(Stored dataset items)
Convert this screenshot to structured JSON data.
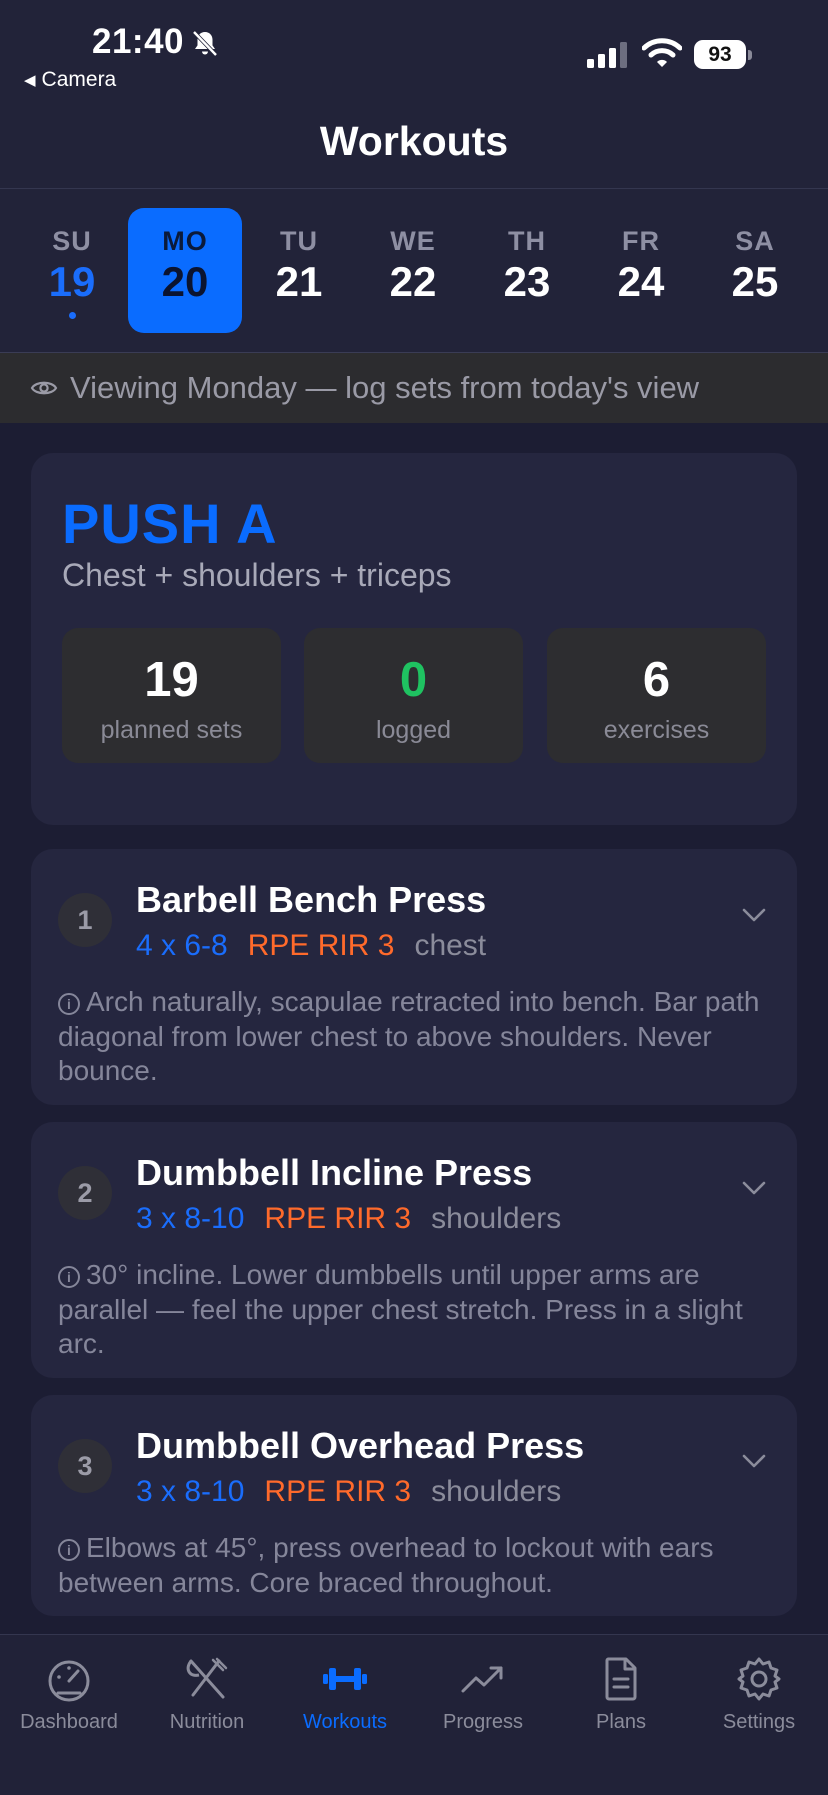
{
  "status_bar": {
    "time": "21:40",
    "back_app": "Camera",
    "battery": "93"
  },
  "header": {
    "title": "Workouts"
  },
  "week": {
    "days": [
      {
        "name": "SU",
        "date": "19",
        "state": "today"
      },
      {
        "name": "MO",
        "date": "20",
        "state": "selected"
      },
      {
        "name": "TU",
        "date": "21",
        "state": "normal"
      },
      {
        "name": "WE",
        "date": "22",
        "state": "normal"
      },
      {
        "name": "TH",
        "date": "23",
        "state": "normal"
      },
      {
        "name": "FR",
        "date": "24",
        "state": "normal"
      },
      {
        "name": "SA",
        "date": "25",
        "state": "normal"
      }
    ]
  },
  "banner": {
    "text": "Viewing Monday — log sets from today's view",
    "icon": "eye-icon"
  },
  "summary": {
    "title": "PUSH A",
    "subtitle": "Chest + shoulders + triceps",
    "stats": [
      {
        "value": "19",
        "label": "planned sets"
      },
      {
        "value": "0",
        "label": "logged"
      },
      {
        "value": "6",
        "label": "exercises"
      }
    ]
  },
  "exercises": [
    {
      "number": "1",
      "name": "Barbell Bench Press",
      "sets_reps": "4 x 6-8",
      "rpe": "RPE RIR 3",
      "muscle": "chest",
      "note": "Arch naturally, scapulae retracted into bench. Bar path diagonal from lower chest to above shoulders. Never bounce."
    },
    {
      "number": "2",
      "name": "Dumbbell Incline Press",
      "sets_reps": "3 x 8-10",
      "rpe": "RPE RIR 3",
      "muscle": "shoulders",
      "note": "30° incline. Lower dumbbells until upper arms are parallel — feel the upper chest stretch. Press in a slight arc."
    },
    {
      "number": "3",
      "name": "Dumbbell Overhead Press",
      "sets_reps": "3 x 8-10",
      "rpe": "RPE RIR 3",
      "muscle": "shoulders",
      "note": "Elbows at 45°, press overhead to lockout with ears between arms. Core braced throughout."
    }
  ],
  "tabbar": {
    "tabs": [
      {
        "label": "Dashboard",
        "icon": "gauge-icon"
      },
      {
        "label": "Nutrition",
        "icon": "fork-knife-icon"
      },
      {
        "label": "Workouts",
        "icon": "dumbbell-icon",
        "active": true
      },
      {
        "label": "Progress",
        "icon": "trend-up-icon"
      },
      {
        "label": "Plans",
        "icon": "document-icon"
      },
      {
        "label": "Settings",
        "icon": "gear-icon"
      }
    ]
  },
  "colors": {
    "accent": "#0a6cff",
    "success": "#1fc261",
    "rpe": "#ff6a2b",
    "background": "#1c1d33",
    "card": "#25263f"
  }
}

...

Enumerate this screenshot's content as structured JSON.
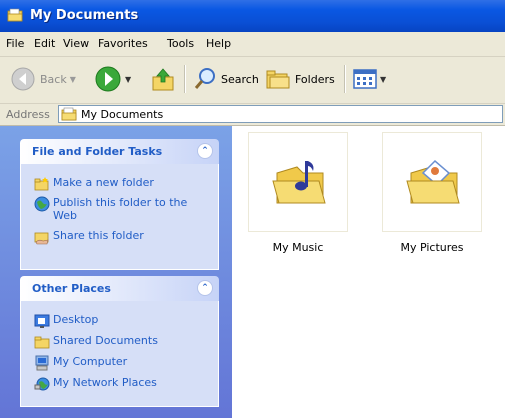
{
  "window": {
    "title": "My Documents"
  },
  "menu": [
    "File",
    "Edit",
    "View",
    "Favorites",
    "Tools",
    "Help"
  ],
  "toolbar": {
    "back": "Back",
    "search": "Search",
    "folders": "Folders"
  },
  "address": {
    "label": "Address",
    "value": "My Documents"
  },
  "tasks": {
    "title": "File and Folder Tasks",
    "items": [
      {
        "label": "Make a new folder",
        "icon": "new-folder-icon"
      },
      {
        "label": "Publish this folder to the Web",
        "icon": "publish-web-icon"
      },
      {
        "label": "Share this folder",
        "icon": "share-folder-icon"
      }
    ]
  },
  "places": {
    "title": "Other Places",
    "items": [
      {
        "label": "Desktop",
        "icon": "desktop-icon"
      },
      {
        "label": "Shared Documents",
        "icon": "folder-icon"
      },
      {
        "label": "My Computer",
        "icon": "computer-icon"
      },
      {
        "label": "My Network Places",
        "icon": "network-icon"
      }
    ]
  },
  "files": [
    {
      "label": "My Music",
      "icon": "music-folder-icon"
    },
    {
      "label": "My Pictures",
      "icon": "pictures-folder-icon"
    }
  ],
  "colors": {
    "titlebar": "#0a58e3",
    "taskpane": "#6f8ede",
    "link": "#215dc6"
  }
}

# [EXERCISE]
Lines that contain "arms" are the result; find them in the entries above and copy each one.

# [RESPONSE BELOW]
      "note": "30° incline. Lower dumbbells until upper arms are parallel — feel the upper chest stretch. Press in a slight arc."
      "note": "Elbows at 45°, press overhead to lockout with ears between arms. Core braced throughout."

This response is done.